■ Instructions to follow ■
Could you restate the entries below word for word?

■ Provided entries ■
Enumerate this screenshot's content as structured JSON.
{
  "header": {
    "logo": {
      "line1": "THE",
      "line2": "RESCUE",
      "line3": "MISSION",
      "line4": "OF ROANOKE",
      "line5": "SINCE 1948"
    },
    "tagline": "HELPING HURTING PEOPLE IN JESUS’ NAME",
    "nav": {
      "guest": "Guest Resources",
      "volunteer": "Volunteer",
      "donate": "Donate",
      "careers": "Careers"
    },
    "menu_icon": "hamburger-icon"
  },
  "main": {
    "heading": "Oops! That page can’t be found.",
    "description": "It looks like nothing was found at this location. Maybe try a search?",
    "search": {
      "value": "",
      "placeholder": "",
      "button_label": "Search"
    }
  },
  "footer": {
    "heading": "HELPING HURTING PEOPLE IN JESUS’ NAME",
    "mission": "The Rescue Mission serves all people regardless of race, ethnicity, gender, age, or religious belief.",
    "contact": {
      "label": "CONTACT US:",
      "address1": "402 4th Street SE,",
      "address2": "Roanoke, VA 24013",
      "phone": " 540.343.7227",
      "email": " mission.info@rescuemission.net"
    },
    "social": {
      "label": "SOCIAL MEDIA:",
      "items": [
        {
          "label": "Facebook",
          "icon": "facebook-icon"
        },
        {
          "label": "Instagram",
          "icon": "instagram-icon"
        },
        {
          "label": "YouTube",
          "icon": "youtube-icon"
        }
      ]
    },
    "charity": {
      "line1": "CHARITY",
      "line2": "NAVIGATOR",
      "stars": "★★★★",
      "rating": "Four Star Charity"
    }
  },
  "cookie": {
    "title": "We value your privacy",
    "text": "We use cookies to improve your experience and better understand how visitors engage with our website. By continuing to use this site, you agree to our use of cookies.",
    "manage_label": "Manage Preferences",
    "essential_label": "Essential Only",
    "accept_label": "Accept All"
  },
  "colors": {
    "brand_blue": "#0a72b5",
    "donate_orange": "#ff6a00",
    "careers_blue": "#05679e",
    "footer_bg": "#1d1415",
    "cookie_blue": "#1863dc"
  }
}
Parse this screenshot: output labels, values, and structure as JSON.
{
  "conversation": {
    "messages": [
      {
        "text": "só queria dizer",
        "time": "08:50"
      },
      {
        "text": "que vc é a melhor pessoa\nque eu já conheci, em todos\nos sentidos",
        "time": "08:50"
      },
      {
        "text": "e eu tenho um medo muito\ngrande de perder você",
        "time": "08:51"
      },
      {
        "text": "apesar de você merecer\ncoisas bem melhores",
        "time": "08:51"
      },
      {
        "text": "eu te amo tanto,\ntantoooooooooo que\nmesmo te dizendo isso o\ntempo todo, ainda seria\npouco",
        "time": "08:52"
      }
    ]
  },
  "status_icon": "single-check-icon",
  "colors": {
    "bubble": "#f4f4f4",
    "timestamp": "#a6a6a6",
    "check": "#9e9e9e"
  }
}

■ Answer space ■
Enumerate this screenshot's content as structured JSON.
{
  "header": {
    "logo": {
      "line1": "THE",
      "line2": "RESCUE",
      "line3": "MISSION",
      "line4": "OF ROANOKE",
      "line5": "SINCE 1948"
    },
    "tagline": "HELPING HURTING PEOPLE IN JESUS’ NAME",
    "nav": {
      "guest": "Guest Resources",
      "volunteer": "Volunteer",
      "donate": "Donate",
      "careers": "Careers"
    },
    "menu_icon": "hamburger-icon"
  },
  "main": {
    "heading": "Oops! That page can’t be found.",
    "description": "It looks like nothing was found at this location. Maybe try a search?",
    "search": {
      "value": "",
      "placeholder": "",
      "button_label": "Search"
    }
  },
  "footer": {
    "heading": "HELPING HURTING PEOPLE IN JESUS’ NAME",
    "mission": "The Rescue Mission serves all people regardless of race, ethnicity, gender, age, or religious belief.",
    "contact": {
      "label": "CONTACT US:",
      "address1": "402 4th Street SE,",
      "address2": "Roanoke, VA 24013",
      "phone": " 540.343.7227",
      "email": " mission.info@rescuemission.net"
    },
    "social": {
      "label": "SOCIAL MEDIA:",
      "items": [
        {
          "label": "Facebook",
          "icon": "facebook-icon"
        },
        {
          "label": "Instagram",
          "icon": "instagram-icon"
        },
        {
          "label": "YouTube",
          "icon": "youtube-icon"
        }
      ]
    },
    "charity": {
      "line1": "CHARITY",
      "line2": "NAVIGATOR",
      "stars": "★★★★",
      "rating": "Four Star Charity"
    }
  },
  "cookie": {
    "title": "We value your privacy",
    "text": "We use cookies to improve your experience and better understand how visitors engage with our website. By continuing to use this site, you agree to our use of cookies.",
    "manage_label": "Manage Preferences",
    "essential_label": "Essential Only",
    "accept_label": "Accept All"
  },
  "colors": {
    "brand_blue": "#0a72b5",
    "donate_orange": "#ff6a00",
    "careers_blue": "#05679e",
    "footer_bg": "#1d1415",
    "cookie_blue": "#1863dc"
  }
}
Parse this screenshot: output labels, values, and structure as JSON.
{
  "conversation": {
    "messages": [
      {
        "text": "só queria dizer",
        "time": "08:50"
      },
      {
        "text": "que vc é a melhor pessoa\nque eu já conheci, em todos\nos sentidos",
        "time": "08:50"
      },
      {
        "text": "e eu tenho um medo muito\ngrande de perder você",
        "time": "08:51"
      },
      {
        "text": "apesar de você merecer\ncoisas bem melhores",
        "time": "08:51"
      },
      {
        "text": "eu te amo tanto,\ntantoooooooooo que\nmesmo te dizendo isso o\ntempo todo, ainda seria\npouco",
        "time": "08:52"
      }
    ]
  },
  "status_icon": "single-check-icon",
  "colors": {
    "bubble": "#f4f4f4",
    "timestamp": "#a6a6a6",
    "check": "#9e9e9e"
  }
}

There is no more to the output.